The integrated circuit device 400 further includes at least one window 470 and a structure 460. The structure 470 may comprise a photodiode, a conductive interconnect, and/or other microelectronic feature. The window 470 comprises a region wherein the structure 470 may be exposed to radiation. The window 470 may include the insulating layers 420, 430 and a structure 415, wherein the index of refraction may be characteristically similar.
Although embodiments of the present disclosure have been described in detail, those skilled in the art should understand that they might make various changes, substitutions and alterations herein without departing from the spirit and scope of the present disclosure.

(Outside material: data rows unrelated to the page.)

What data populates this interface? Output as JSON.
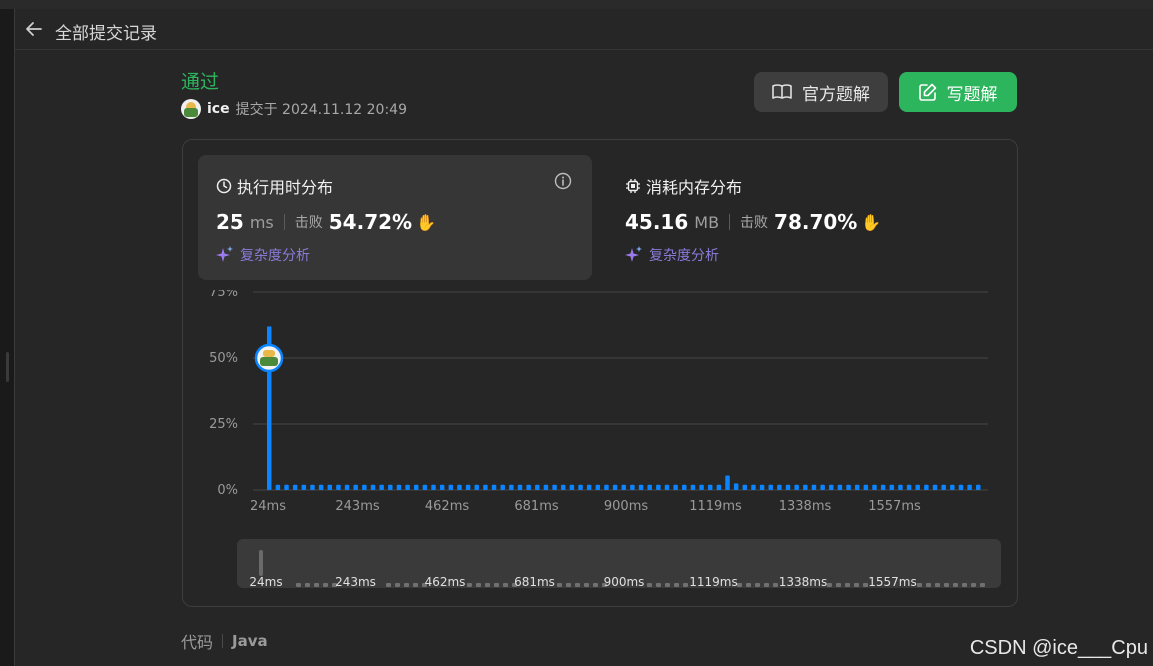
{
  "header": {
    "title": "全部提交记录"
  },
  "submission": {
    "status": "通过",
    "user": "ice",
    "submitted_text": "提交于 2024.11.12 20:49"
  },
  "actions": {
    "official_solution": "官方题解",
    "write_solution": "写题解"
  },
  "runtime": {
    "title": "执行用时分布",
    "value": "25",
    "unit": "ms",
    "beat_label": "击败",
    "beat_percent": "54.72%",
    "analysis": "复杂度分析"
  },
  "memory": {
    "title": "消耗内存分布",
    "value": "45.16",
    "unit": "MB",
    "beat_label": "击败",
    "beat_percent": "78.70%",
    "analysis": "复杂度分析"
  },
  "chart_data": {
    "type": "bar",
    "title": "",
    "xlabel": "",
    "ylabel": "",
    "y_ticks": [
      "75%",
      "50%",
      "25%",
      "0%"
    ],
    "ylim": [
      0,
      75
    ],
    "x_ticks": [
      "24ms",
      "243ms",
      "462ms",
      "681ms",
      "900ms",
      "1119ms",
      "1338ms",
      "1557ms"
    ],
    "values": [
      62,
      2,
      2,
      2,
      2,
      2,
      2,
      2,
      2,
      2,
      2,
      2,
      2,
      2,
      2,
      2,
      2,
      2,
      2,
      2,
      2,
      2,
      2,
      2,
      2,
      2,
      2,
      2,
      2,
      2,
      2,
      2,
      2,
      2,
      2,
      2,
      2,
      2,
      2,
      2,
      2,
      2,
      2,
      2,
      2,
      2,
      2,
      2,
      2,
      2,
      2,
      2,
      2,
      5.5,
      2.5,
      2,
      2,
      2,
      2,
      2,
      2,
      2,
      2,
      2,
      2,
      2,
      2,
      2,
      2,
      2,
      2,
      2,
      2,
      2,
      2,
      2,
      2,
      2,
      2,
      2,
      2,
      2,
      2
    ],
    "user_bar_index": 0,
    "user_value": 50,
    "bar_color": "#0a84ff",
    "grid": true
  },
  "range_slider": {
    "labels": [
      "24ms",
      "243ms",
      "462ms",
      "681ms",
      "900ms",
      "1119ms",
      "1338ms",
      "1557ms"
    ]
  },
  "footer": {
    "code_tab": "代码",
    "language": "Java"
  },
  "watermark": "CSDN @ice___Cpu"
}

Accordingly, all such changes, substitutions and alterations are intended to be included within the scope of the present disclosure as defined in the following claims. In the claims, means-plus-function clauses are intended to cover the structures described herein as performing the recited function and not only structural equivalents, but also equivalent structures.

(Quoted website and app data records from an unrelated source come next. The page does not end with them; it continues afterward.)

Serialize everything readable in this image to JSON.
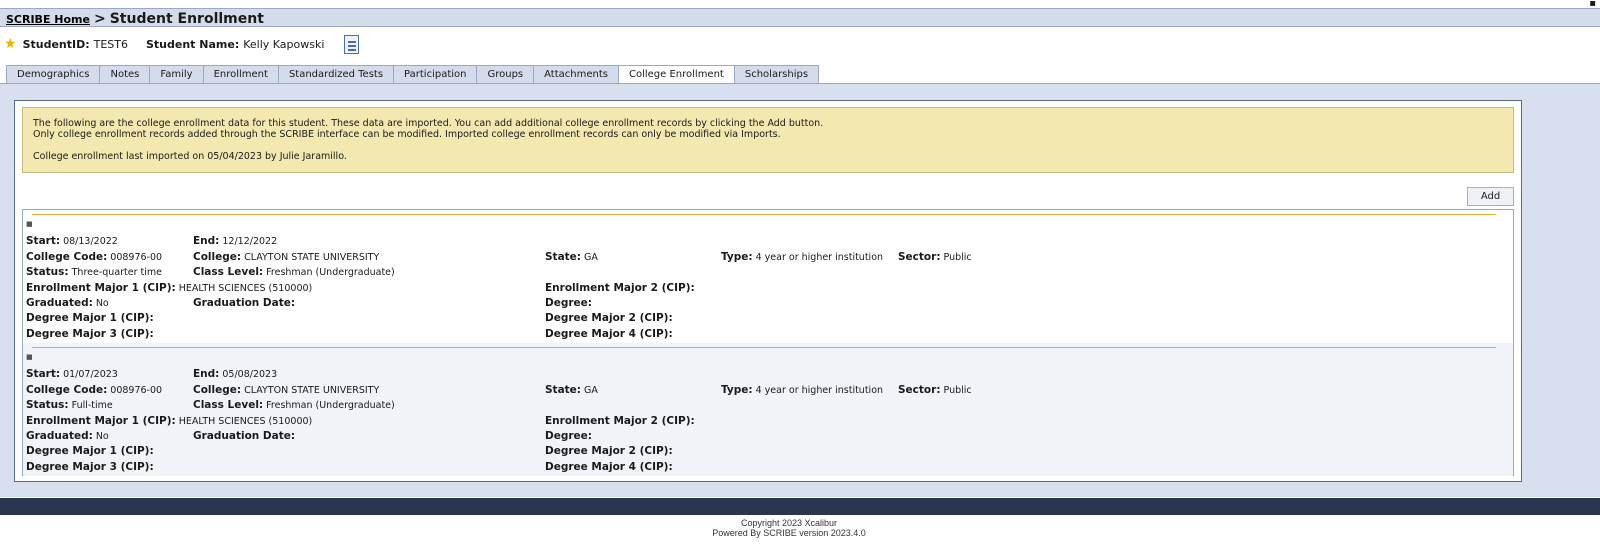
{
  "breadcrumb": {
    "home": "SCRIBE Home",
    "separator": ">",
    "title": "Student Enrollment"
  },
  "student": {
    "id_label": "StudentID:",
    "id_value": "TEST6",
    "name_label": "Student Name:",
    "name_value": "Kelly Kapowski"
  },
  "tabs": [
    "Demographics",
    "Notes",
    "Family",
    "Enrollment",
    "Standardized Tests",
    "Participation",
    "Groups",
    "Attachments",
    "College Enrollment",
    "Scholarships"
  ],
  "active_tab": "College Enrollment",
  "notice": {
    "line1": "The following are the college enrollment data for this student. These data are imported.  You can add additional college enrollment records by clicking the Add button.",
    "line2": "Only college enrollment records added through the SCRIBE interface can be modified. Imported college enrollment records can only be modified via Imports.",
    "line3": "College enrollment last imported on 05/04/2023 by Julie Jaramillo."
  },
  "add_label": "Add",
  "labels": {
    "start": "Start:",
    "end": "End:",
    "college_code": "College Code:",
    "college": "College:",
    "state": "State:",
    "type": "Type:",
    "sector": "Sector:",
    "status": "Status:",
    "class_level": "Class Level:",
    "enroll_major1": "Enrollment Major 1 (CIP):",
    "enroll_major2": "Enrollment Major 2 (CIP):",
    "graduated": "Graduated:",
    "graduation_date": "Graduation Date:",
    "degree": "Degree:",
    "degree_major1": "Degree Major 1 (CIP):",
    "degree_major2": "Degree Major 2 (CIP):",
    "degree_major3": "Degree Major 3 (CIP):",
    "degree_major4": "Degree Major 4 (CIP):"
  },
  "records": [
    {
      "start": "08/13/2022",
      "end": "12/12/2022",
      "college_code": "008976-00",
      "college": "CLAYTON STATE UNIVERSITY",
      "state": "GA",
      "type": "4 year or higher institution",
      "sector": "Public",
      "status": "Three-quarter time",
      "class_level": "Freshman (Undergraduate)",
      "enroll_major1": "HEALTH SCIENCES (510000)",
      "graduated": "No"
    },
    {
      "start": "01/07/2023",
      "end": "05/08/2023",
      "college_code": "008976-00",
      "college": "CLAYTON STATE UNIVERSITY",
      "state": "GA",
      "type": "4 year or higher institution",
      "sector": "Public",
      "status": "Full-time",
      "class_level": "Freshman (Undergraduate)",
      "enroll_major1": "HEALTH SCIENCES (510000)",
      "graduated": "No"
    }
  ],
  "footer": {
    "line1": "Copyright 2023 Xcalibur",
    "line2": "Powered By SCRIBE version 2023.4.0"
  }
}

|Cited Patent||Filing date||Publication date||Applicant||Title|
|US5053298 *||Mar 9, 1990||Oct 1, 1991||Samsung Electronics Co., Ltd.||Method of manufacturing color filter including exposing planarizing layer through openings in a medium layer|
|US5585653||Dec 15, 1995||Dec 17, 1996||Nec Corporation||Solid-state photoelectric imaging device with reduced smearing|

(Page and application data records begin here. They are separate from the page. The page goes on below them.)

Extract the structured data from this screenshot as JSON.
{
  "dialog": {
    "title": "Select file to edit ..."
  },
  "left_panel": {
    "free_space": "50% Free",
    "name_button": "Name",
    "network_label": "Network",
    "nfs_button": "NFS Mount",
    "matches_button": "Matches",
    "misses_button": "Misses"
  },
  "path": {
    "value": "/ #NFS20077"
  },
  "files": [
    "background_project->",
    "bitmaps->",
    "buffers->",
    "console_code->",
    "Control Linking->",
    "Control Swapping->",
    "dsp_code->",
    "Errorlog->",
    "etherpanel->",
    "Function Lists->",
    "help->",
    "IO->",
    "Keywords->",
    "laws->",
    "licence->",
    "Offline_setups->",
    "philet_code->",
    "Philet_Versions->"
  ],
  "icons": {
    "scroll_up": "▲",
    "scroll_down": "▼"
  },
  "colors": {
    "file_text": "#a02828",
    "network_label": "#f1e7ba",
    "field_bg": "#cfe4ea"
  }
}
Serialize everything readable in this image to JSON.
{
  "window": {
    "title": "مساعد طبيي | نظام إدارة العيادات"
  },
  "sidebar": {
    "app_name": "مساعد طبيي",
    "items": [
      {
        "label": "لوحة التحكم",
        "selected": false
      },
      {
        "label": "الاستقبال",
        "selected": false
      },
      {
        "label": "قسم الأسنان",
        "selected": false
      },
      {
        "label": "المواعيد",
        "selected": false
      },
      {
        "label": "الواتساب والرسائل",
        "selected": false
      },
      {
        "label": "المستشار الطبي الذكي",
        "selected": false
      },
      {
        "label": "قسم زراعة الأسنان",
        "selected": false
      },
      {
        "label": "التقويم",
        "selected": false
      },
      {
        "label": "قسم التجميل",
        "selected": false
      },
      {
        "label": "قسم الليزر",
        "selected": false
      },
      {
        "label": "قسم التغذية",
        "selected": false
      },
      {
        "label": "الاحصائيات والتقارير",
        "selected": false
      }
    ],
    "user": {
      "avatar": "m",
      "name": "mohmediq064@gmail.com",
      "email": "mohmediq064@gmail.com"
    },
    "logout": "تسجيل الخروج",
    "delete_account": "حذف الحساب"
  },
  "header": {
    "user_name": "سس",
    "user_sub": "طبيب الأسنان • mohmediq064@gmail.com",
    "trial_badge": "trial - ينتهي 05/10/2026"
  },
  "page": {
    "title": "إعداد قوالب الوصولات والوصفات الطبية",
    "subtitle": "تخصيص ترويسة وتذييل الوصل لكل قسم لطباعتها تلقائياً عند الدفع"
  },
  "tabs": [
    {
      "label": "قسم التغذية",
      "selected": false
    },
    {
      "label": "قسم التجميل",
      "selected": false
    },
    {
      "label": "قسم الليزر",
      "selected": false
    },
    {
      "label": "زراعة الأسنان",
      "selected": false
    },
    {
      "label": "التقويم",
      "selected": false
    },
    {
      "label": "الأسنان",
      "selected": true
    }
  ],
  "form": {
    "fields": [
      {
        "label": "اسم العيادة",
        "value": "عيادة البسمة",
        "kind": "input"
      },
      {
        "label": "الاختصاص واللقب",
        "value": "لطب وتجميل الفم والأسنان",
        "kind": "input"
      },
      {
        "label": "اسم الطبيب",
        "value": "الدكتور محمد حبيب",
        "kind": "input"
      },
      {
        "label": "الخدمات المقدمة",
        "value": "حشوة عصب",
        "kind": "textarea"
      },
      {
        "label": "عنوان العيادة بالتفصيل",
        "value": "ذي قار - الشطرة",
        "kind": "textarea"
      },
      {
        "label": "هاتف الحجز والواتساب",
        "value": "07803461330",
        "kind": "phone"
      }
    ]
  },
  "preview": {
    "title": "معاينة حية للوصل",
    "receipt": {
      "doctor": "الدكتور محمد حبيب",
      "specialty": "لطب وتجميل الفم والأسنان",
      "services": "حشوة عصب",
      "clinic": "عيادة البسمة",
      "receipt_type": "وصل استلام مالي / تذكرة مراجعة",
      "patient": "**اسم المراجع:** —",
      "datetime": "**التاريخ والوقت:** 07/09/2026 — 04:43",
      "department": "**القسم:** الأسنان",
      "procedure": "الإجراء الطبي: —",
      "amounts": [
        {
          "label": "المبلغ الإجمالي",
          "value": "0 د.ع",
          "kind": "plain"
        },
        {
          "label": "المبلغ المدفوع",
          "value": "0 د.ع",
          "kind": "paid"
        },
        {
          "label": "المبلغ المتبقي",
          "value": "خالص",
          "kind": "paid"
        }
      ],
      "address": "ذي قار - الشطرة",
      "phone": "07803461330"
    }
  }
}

|US5869383||Nov 17, 1997||Feb 9, 1999||Vanguard International Semiconductor Corporation||High contrast, low noise alignment mark for laser trimming of redundant memory arrays|
|US6130422||Jun 29, 1998||Oct 10, 2000||Intel Corporation||Embedded dielectric film for quantum efficiency enhancement in a CMOS imaging device|
|US6162745||Aug 30, 1999||Dec 19, 2000||Kabushiki Kaisha Toshiba||Film forming method|
|US6372603||Jul 7, 2000||Apr 16, 2002||Taiwan Semiconductor Manufacturing Co., Ltd.||Photodiode with tightly-controlled junction profile for CMOS image sensor with STI process|
|US6617174||May 4, 2001||Sep 9, 2003||Tower Semiconductor Ltd.||Fieldless CMOS image sensor|
|US6635396||Nov 21, 2002||Oct 21, 2003||Micron Technology, Inc.||Method for providing an alignment diffraction grating for photolithographic alignment during semiconductor fabrication|
|US6838305 *||Aug 26, 2003||Jan 4, 2005||Sony Corporation||Method of fabricating a solid-state imaging device|
|US6861686 *||Aug 5, 2003||Mar 1, 2005||Samsung Electronics Co., Ltd.||Structure of a CMOS image sensor and method for fabricating the same|
|US6946352||Jul 24, 2003||Sep 20, 2005||Taiwan Semiconductor Manufacturing Company, Ltd.||CMOS image sensor device and method|
|US7038232||Sep 24, 2003||May 2, 2006||Taiwan Semiconductor Manufacturing Co., Ltd.||Quantum efficiency enhancement for CMOS imaging sensor with borderless contact|
|US7288466 *||May 14, 2003||Oct 30, 2007||Kabushiki Kaisha Toshiba||Processing method, manufacturing method of semiconductor device, and processing apparatus|
|US20020052091 *||Nov 28, 2001||May 2, 2002||Holscher Richard D.||Automated combi deposition apparatus and method|
|U.S. Classification||438/401, 257/E23.179, 257/797|
|International Classification||H01L29/84, H01L21/76|
|Cooperative Classification||H01L27/14689, H01L27/1463|
|European Classification||H01L27/146V6, H01L27/146A12|